- Libation is hosting a triple-decker New Year’s Eve celebration with dj’s, a five-hour open bar, party favors and balloons. Tickets cost $125.
- For $175, Beauty & Essex has a premium open bar, passed appetizers, party favors and DJ Neil Jackson and DJ Cheapshot. There are limited tables available. Sister restaurant Stanton Social is offering a family-style meal, a champagne toast, DJ’s and party favors for $125.
- Jazzy rockers Great Cesar will be at Arlene’s Grocery at 10 p.m. Your $40 ticket also gets you an open bar for two hours.
- Family Recipe, the homey Japanese spot at 231 Eldridge Street is featuring a $65 pre fixe menu starting at 9:30 p.m. It includes vegetarian options. There will be traditional soba noodles as midnight approaches, a sparkling sake toast and entrees such as arctic char with an umeboshi sauce, lamb meatballs and lamb chop and a cauliflower steak with olive relish.
- Fatta Cuckoo, the sliver of a restaurant at 63 Clinton Street, is offering two seatings, at 7 and 9:30. Owner Leah Tinari tells us there will be a special menu, priced at $65. The evening begins with passed appetizers, you’ll get two glasses of champagne and entrees such as a mustard crusted pork chop, a rib eye steak or lobster claw and tail tempura over squid ink pastina.

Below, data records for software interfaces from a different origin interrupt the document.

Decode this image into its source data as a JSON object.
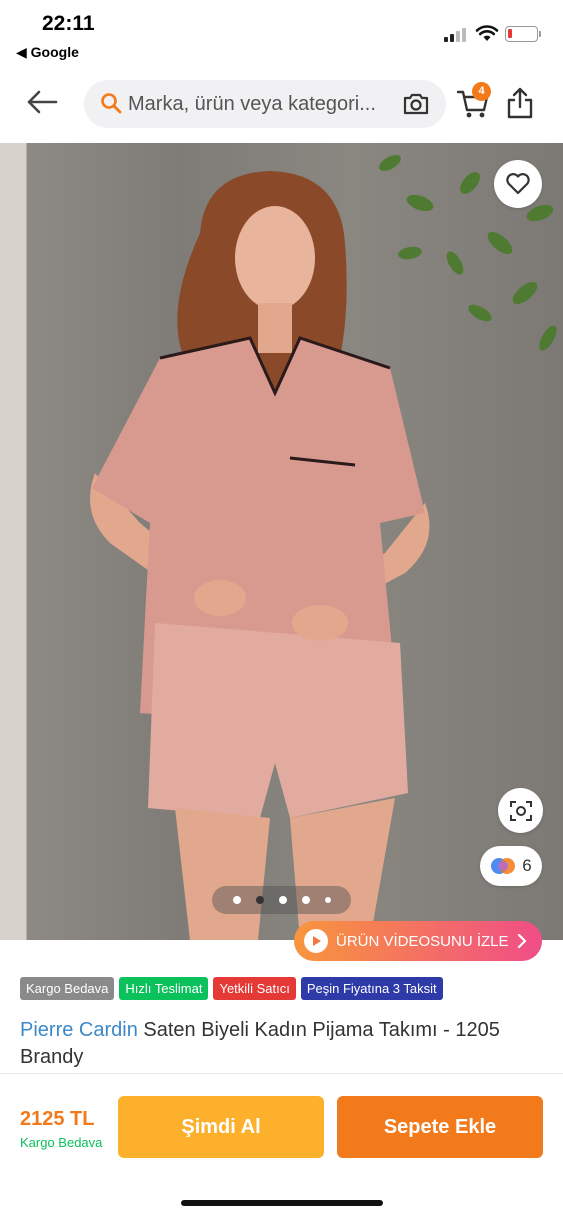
{
  "status_bar": {
    "time": "22:11",
    "back_app": "◀ Google",
    "battery_color": "#e53935"
  },
  "header": {
    "back_icon": "arrow-left-icon",
    "search_placeholder": "Marka, ürün veya kategori...",
    "search_icon": "search-icon",
    "camera_icon": "camera-search-icon",
    "cart_icon": "cart-icon",
    "cart_count": "4",
    "share_icon": "share-icon"
  },
  "gallery": {
    "favorite_icon": "heart-icon",
    "visual_search_icon": "visual-search-icon",
    "color_options_count": "6",
    "slide_count": 5,
    "active_slide": 2,
    "video_button_label": "ÜRÜN VİDEOSUNU İZLE"
  },
  "badges": [
    {
      "label": "Kargo Bedava",
      "color": "#8a8a8a"
    },
    {
      "label": "Hızlı Teslimat",
      "color": "#0bc15c"
    },
    {
      "label": "Yetkili Satıcı",
      "color": "#e53935"
    },
    {
      "label": "Peşin Fiyatına 3 Taksit",
      "color": "#2d3aa8"
    }
  ],
  "product": {
    "brand": "Pierre Cardin",
    "name": " Saten Biyeli Kadın Pijama Takımı - 1205 Brandy"
  },
  "bottom_bar": {
    "price": "2125 TL",
    "shipping": "Kargo Bedava",
    "buy_now_label": "Şimdi Al",
    "add_to_cart_label": "Sepete Ekle"
  },
  "colors": {
    "accent_orange": "#f27a1a",
    "buy_now_yellow": "#fdb02c",
    "brand_blue": "#3d88c9",
    "green": "#0bc15c"
  }
}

Check out Fatta Cucko’s web site for more details.
- Still need more inspiration? Quite a few restaurants still have availability on Open Table, including: Tre, the Fat Radish, Bacaro, Antibes, Alias, Schiller’s (8 p.m. only), Salt Bar and SakaMai.
If you walked past 118 Mulberry Street (where Umberto’s Clam House is located) over the weekend, you might have noticed this creation, “Christmasaurus,” from Philly street artist NoseGo. It was part of a larger collaboration between the Little Italy Merchants’ Association and the Little Italy Street Art Project. But the mural did not last long. It’s now been crudely painted over.